[Records from a dataset]
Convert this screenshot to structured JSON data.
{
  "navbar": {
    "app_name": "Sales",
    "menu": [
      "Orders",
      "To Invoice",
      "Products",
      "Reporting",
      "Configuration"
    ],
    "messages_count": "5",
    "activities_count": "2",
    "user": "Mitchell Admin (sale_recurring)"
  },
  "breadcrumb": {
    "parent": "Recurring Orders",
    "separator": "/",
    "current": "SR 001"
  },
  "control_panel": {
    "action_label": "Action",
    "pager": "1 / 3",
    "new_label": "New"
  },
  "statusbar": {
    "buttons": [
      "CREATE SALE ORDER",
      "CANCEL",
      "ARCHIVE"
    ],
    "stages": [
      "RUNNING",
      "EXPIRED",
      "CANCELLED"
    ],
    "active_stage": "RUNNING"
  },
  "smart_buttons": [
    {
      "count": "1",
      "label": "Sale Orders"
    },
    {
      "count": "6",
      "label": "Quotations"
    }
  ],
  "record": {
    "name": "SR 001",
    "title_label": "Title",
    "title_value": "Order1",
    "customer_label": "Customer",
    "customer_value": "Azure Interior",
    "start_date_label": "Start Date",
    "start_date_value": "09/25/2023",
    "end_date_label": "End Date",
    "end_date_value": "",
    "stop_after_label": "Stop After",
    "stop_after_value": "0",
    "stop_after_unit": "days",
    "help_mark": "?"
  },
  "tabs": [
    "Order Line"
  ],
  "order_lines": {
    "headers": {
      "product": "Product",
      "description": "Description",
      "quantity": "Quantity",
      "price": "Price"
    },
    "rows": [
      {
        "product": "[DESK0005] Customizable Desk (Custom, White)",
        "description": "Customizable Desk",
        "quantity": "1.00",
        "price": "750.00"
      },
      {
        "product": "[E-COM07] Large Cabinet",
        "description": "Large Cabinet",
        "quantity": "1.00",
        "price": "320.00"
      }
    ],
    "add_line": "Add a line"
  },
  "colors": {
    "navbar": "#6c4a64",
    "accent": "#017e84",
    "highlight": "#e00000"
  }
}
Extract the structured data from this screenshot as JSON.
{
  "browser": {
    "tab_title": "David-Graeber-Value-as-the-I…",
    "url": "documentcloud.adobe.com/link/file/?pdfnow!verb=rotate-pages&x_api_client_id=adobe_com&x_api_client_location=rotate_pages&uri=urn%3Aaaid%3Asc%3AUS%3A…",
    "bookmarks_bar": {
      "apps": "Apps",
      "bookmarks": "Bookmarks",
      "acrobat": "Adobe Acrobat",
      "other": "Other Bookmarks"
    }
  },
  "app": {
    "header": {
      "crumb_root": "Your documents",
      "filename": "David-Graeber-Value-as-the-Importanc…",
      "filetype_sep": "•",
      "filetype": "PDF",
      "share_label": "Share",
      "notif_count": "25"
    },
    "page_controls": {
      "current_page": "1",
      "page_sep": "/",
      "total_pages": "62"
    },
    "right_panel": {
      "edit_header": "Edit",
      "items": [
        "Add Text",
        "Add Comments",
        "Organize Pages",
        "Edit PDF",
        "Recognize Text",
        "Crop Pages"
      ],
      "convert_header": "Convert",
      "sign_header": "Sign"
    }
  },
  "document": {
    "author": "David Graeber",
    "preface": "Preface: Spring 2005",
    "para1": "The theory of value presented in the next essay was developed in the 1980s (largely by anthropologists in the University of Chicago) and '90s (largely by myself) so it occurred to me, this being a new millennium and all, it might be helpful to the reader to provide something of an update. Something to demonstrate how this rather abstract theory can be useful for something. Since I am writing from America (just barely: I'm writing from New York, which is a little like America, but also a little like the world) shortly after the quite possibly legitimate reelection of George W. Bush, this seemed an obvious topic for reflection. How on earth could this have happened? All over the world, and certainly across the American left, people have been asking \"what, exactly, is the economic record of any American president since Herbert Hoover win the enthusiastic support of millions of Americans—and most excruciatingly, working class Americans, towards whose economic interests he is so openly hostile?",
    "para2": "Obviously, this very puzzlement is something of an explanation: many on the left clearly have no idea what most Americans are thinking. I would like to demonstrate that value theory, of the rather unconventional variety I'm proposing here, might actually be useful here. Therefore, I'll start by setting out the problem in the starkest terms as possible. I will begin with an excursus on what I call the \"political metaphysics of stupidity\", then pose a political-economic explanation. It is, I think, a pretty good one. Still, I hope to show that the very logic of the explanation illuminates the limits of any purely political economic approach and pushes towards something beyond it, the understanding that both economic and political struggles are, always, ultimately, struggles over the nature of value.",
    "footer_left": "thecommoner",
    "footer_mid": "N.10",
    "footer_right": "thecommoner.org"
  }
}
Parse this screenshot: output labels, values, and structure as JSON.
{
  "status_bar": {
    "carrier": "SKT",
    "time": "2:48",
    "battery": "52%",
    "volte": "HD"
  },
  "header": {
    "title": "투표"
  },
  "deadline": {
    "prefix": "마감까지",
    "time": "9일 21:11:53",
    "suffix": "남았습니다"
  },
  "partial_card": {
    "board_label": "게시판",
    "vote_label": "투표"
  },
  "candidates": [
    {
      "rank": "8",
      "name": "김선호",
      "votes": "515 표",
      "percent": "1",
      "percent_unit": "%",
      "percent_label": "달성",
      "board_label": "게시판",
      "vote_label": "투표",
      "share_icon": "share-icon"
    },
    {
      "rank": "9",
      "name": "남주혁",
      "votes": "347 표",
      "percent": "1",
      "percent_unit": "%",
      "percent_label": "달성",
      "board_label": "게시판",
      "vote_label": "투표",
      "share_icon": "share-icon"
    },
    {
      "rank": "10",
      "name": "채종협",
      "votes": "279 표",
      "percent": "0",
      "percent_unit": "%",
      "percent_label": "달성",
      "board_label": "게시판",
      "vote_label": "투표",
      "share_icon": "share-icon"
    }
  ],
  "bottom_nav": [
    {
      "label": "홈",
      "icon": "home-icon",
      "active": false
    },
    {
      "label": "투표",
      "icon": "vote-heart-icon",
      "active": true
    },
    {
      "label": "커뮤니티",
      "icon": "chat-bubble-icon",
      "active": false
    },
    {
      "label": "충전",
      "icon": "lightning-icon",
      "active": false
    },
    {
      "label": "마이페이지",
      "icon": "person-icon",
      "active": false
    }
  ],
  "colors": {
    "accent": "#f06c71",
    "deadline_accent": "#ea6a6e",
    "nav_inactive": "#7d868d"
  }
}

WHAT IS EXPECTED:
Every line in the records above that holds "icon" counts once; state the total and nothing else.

FINISHED TASK:
8